Knapping Skill and Craft Specialization in Late Neolithic Flint Daggers
Research output: Contribution to journal › Article
The Late Neolithic flint daggers of Scandinavia have long fascinated contemporary flintknappers, due to the beauty of some specimens and the presumed skill required to make them. Examination of populations of daggers in museum collections reveals differences in knapping quality. Such differences are commonly ascribed to variations in skill levels on the part of their makers, and high skill is often assumed to indicate craft specialization. The results of a systematic examination of over 500 flint daggers from southern Sweden suggest that no coherent population of daggers was made by specialists to serve as prestige items or for economic gain. Nor do calculations of dagger output support an interpretation of craft specialist production. Rather, it is suggested that the finest daggers were made by artisans who wished to challenge their own embodied flintknapping skills. In pushing the limits of their craft, their motivation was personal, rather than economic.
|Research areas and keywords||
Subject classification (UKÄ) – MANDATORY

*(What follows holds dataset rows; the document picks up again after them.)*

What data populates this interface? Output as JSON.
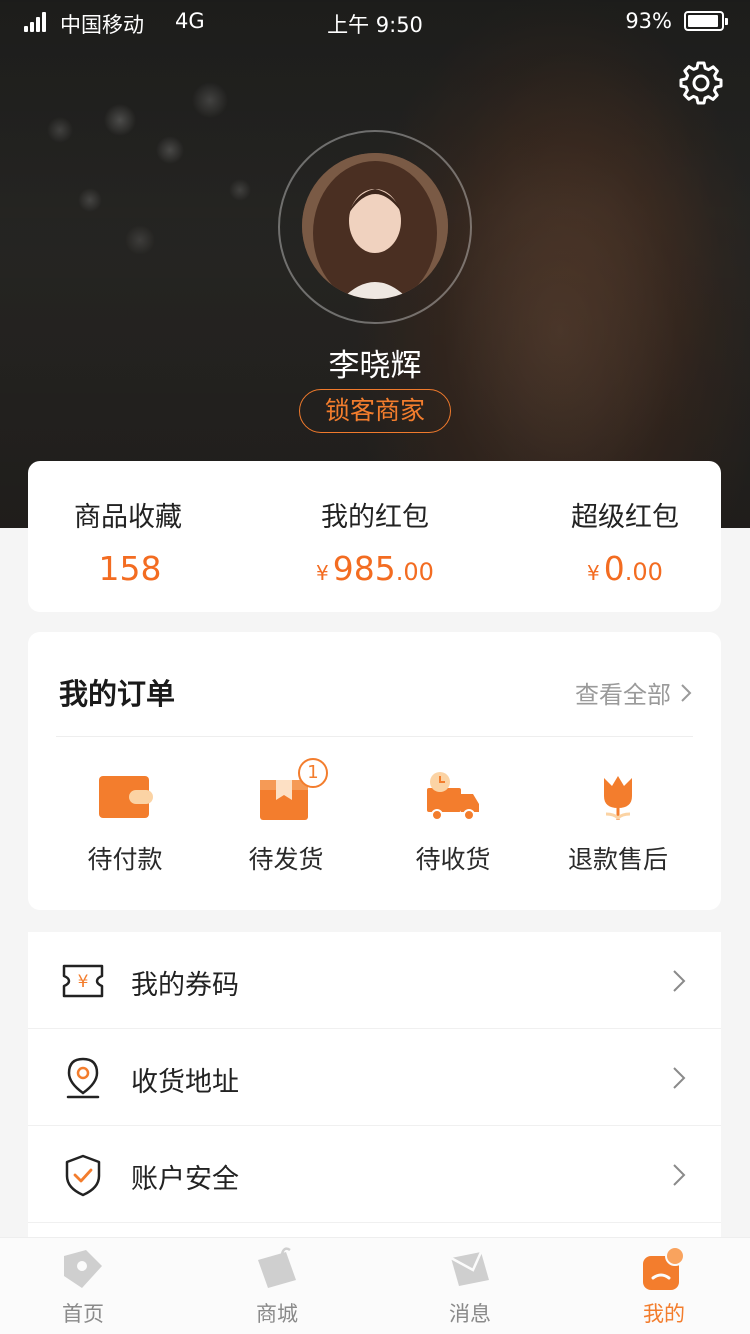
{
  "status_bar": {
    "carrier": "中国移动",
    "network": "4G",
    "time": "上午 9:50",
    "battery": "93%",
    "battery_level": 0.93
  },
  "profile": {
    "name": "李晓辉",
    "tag": "锁客商家"
  },
  "stats": [
    {
      "label": "商品收藏",
      "value": "158",
      "currency": "",
      "decimals": ""
    },
    {
      "label": "我的红包",
      "value": "985",
      "currency": "¥",
      "decimals": ".00"
    },
    {
      "label": "超级红包",
      "value": "0",
      "currency": "¥",
      "decimals": ".00"
    }
  ],
  "orders": {
    "title": "我的订单",
    "view_all": "查看全部",
    "items": [
      {
        "label": "待付款",
        "icon": "wallet-icon"
      },
      {
        "label": "待发货",
        "icon": "box-icon",
        "badge": "1"
      },
      {
        "label": "待收货",
        "icon": "delivery-truck-icon"
      },
      {
        "label": "退款售后",
        "icon": "tulip-icon"
      }
    ]
  },
  "menu": [
    {
      "label": "我的券码",
      "icon": "coupon-icon"
    },
    {
      "label": "收货地址",
      "icon": "location-pin-icon"
    },
    {
      "label": "账户安全",
      "icon": "shield-check-icon"
    }
  ],
  "tabs": [
    {
      "label": "首页",
      "icon": "home-tag-icon",
      "active": false
    },
    {
      "label": "商城",
      "icon": "shopping-bag-icon",
      "active": false
    },
    {
      "label": "消息",
      "icon": "envelope-icon",
      "active": false
    },
    {
      "label": "我的",
      "icon": "user-icon",
      "active": true
    }
  ],
  "colors": {
    "accent": "#f37d2d",
    "price": "#f36c21",
    "tab_inactive": "#cfcfcf"
  }
}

|Number of pages||13|
|Early online date||2017 Aug 24|
|Publication status||Published - 2017|